Obverse

Cruciform invocative monogram (type V); in the quarters: ΤΣ|Δ.Λ. Circle of pellets within two borders of dots.

Θεοτόκε βοήθει τῷ σῷ δούλῳ

Reverse

Cruciform monogram consisting of  in center, Ν at bottom, Ι at top, Α (left) and Η (right): Ἰωάννῃ. In the upper quarters: ˊΣΠΑ|Θ,ΚΑΝ|Δ,: in the lower ones: τρο|Μ,ΧΕΡΟ|Ν,. Circle of pellets within two border of dots.

Ἰωάννῃ βασιλικῷ σπαθαροκανδιδάτῳ καὶ τρομάρχῃ Χερονήσου

Obverse

Cruciform invocative monogram (type V); in the quarters: ΤΣ|Δ.Λ. Circle of pellets within two borders of dots.

Θεοτόκε βοήθει τῷ σῷ δούλῳ

Reverse

Cruciform monogram consisting of  in center, Ν at bottom, Ι at top, Α (left) and Η (right): Ἰωάννῃ. In the upper quarters: ˊΣΠΑ|Θ,ΚΑΝ|Δ,: in the lower ones: τρο|Μ,ΧΕΡΟ|Ν,. Circle of pellets within two border of dots.

Ἰωάννῃ βασιλικῷ σπαθαροκανδιδάτῳ καὶ τρομάρχῃ Χερονήσου

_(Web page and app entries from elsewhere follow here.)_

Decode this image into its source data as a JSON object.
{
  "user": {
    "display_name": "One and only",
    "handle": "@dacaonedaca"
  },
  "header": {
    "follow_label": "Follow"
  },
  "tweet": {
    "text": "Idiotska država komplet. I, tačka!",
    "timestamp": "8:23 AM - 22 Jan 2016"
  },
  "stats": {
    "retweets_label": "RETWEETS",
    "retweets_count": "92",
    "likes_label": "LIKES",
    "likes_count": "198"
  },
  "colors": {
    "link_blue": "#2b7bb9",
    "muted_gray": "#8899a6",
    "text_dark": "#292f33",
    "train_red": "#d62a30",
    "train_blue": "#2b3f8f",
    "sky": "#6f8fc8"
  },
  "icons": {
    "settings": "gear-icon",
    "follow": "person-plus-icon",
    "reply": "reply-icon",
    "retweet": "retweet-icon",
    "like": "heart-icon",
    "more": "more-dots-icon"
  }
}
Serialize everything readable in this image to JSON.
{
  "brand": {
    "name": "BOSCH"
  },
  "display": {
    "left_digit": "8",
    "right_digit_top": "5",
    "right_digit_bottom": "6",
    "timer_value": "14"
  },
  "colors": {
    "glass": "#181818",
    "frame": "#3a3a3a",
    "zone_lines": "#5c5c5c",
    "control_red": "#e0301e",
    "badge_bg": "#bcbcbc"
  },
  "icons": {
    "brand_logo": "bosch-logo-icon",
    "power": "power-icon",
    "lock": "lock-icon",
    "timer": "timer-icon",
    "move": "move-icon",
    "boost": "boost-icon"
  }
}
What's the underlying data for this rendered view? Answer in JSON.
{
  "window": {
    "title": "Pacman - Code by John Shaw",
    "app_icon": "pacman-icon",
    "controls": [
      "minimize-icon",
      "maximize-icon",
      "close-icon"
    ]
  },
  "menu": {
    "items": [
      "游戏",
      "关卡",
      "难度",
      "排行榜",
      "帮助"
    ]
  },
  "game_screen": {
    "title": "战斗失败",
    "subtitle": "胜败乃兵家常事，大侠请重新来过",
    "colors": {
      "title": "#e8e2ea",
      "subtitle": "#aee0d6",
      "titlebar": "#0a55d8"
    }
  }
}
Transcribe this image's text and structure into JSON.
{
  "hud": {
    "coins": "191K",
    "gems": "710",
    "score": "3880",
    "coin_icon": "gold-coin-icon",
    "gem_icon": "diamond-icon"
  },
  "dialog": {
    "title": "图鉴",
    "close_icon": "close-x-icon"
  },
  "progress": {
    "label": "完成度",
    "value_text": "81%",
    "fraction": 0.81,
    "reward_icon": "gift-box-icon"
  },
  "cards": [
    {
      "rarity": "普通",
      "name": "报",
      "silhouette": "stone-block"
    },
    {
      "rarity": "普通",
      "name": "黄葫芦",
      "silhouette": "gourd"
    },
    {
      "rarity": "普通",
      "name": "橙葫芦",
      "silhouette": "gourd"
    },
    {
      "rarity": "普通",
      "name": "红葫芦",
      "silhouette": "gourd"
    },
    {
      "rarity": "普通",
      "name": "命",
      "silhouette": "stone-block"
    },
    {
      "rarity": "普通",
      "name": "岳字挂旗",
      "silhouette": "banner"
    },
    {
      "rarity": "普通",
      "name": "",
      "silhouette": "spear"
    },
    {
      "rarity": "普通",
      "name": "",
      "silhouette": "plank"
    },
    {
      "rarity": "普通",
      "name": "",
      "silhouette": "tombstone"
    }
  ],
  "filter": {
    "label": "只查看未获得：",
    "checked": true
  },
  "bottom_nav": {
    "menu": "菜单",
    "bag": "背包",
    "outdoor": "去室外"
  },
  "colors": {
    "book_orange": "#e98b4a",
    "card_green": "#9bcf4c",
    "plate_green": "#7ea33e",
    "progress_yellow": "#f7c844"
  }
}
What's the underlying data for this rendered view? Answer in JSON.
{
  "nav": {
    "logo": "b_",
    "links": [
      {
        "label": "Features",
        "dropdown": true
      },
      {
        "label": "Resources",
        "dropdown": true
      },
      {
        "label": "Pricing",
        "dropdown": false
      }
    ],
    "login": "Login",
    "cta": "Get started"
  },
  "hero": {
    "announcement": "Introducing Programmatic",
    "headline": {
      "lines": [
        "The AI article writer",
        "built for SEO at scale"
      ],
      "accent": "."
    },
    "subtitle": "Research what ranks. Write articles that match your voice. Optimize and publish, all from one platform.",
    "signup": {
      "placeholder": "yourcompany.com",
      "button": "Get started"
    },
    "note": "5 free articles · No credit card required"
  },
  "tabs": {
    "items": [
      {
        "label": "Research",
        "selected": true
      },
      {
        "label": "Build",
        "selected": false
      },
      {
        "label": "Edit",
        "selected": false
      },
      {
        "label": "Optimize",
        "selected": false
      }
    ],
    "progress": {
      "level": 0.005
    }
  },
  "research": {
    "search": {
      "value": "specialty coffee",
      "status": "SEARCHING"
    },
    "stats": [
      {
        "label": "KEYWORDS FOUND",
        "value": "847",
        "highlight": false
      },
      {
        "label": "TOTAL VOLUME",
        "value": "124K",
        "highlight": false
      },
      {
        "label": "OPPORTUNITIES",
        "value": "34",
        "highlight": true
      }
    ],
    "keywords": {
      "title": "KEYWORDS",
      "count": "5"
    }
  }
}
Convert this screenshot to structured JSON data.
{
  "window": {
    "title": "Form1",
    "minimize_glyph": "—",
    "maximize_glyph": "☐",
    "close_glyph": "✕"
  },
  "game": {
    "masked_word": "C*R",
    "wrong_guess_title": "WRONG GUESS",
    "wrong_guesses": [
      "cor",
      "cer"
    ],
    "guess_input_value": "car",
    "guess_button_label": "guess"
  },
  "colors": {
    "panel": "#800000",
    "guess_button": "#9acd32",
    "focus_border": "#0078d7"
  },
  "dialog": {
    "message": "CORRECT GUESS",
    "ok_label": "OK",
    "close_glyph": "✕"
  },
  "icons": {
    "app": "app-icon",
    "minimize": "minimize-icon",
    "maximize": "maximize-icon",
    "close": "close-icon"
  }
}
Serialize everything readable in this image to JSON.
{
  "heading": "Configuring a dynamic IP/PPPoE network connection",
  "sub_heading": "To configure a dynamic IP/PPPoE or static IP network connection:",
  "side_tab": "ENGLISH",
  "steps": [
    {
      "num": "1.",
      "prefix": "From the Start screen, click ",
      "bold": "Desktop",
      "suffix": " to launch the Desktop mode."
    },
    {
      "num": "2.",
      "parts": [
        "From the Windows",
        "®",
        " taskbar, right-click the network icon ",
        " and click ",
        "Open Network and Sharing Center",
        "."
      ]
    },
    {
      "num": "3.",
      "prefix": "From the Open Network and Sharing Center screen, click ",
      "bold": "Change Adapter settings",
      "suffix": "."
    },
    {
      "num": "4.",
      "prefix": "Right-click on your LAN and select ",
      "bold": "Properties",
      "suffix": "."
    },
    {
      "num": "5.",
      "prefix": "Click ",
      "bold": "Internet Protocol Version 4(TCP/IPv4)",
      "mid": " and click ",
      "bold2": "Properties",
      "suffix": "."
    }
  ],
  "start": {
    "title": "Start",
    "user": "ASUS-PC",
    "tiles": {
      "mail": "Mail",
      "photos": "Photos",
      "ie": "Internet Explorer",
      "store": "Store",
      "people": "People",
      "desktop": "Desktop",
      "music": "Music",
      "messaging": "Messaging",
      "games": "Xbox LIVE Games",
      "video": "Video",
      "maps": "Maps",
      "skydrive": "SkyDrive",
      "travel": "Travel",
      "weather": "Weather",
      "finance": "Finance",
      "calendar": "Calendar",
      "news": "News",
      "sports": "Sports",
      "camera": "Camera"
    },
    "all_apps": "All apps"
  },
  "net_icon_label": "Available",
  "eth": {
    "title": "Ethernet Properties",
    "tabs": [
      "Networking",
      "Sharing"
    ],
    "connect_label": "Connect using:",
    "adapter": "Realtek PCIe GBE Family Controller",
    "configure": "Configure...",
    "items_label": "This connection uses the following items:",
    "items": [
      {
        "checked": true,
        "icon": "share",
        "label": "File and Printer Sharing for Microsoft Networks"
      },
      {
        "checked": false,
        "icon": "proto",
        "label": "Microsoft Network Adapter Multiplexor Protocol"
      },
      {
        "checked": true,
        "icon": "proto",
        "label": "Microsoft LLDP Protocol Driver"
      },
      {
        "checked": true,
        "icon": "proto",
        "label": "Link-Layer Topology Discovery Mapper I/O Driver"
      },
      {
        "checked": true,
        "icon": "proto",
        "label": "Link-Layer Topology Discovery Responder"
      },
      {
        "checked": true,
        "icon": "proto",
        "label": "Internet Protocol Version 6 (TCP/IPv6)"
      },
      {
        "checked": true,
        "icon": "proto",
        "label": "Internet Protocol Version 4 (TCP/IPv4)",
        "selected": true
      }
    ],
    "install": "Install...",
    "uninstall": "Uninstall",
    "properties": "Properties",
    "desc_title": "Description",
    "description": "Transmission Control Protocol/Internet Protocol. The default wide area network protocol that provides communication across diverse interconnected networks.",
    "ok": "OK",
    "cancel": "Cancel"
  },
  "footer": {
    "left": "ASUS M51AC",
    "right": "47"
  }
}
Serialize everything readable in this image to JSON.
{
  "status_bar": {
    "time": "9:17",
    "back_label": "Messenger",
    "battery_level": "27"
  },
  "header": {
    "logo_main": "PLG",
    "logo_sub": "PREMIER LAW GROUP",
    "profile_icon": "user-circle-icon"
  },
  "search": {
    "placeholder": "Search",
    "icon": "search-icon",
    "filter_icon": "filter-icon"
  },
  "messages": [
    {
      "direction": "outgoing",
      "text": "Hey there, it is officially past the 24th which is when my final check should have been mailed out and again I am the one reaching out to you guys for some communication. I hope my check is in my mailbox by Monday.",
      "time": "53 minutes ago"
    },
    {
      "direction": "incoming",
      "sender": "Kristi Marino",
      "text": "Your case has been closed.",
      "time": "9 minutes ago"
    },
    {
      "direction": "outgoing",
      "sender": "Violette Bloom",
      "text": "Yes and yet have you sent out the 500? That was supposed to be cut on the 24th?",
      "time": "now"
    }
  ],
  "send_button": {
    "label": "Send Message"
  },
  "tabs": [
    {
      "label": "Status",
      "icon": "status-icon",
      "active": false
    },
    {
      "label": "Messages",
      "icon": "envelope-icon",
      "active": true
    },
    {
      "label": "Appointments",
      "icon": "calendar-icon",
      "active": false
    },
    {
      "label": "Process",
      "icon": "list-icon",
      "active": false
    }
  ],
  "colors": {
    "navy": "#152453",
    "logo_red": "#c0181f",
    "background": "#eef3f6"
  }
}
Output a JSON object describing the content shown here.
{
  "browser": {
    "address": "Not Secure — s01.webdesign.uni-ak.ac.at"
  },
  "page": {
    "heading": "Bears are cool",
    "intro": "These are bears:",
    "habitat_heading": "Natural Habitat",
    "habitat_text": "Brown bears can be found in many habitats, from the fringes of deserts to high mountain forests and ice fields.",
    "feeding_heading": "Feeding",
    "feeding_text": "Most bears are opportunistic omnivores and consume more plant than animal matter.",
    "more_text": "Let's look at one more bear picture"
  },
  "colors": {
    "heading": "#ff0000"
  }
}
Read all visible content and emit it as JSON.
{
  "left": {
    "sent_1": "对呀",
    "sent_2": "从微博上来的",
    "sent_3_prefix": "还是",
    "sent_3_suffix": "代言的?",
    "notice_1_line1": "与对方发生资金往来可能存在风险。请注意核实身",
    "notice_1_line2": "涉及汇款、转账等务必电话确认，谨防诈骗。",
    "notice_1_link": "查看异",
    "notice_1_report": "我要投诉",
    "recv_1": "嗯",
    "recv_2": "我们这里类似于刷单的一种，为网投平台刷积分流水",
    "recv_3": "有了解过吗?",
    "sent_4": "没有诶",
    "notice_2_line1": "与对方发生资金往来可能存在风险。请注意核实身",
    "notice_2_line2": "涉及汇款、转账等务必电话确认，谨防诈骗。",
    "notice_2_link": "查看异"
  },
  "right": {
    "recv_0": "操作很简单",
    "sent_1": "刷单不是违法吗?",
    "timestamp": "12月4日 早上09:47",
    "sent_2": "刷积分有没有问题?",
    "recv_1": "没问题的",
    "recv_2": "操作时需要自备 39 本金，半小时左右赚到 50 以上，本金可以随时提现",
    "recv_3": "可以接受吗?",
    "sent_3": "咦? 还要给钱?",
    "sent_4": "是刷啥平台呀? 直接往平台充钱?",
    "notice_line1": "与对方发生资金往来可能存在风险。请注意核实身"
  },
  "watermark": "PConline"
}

Accession number BZS.1958.106.3851
Diameter 23.0 mm
Previous Editions

DO Seals 1, no. 49.1.

Translation

Θεοτόκε βοήθει τῷ σῷ δούλῳ Ἰωάννῃ βασιλικῷ σπαθαροκανδιδάτῳ καὶ τρομάρχῃ Χερονήσου.

Theotokos, help your servant John imperial spatharokandidatos and tourmarches of Cherronesos.

Commentary

Beautifully engraved in a manner typical of the tenth century.

There are two possible readings of the place name, both presupposing spelling errors: Χερρονήσου or Χαιρωνείας. Despite the fact that Chaironeia of Greece is mentioned in the Synekdemos of Hierokles, possibly in the iconoclastic notitia (Darrouzès, Notitiae, no. 3, line 708: Κηρονίας) and by Constantine Porphyrogennetos (De Them., 5 line 12), it is preferable to read here Χερρονήσου. Two bishoprics of this name are attested throughout the Middle Ages: one in Crete, the other under Herakleia of Thrace. As the latter was subsequently united to Hexamilion of Thrace, known to have been the seat of lay administrators (cf. DO Seals 1, § 54), we prefer to attribute this seal to it.

Cherronesos was situated in the middle of the Gallipoli peninsula (Laurent, Corpus V/1, 229); modern Eksamil (Asdracha, Thrace orientale, 249-250).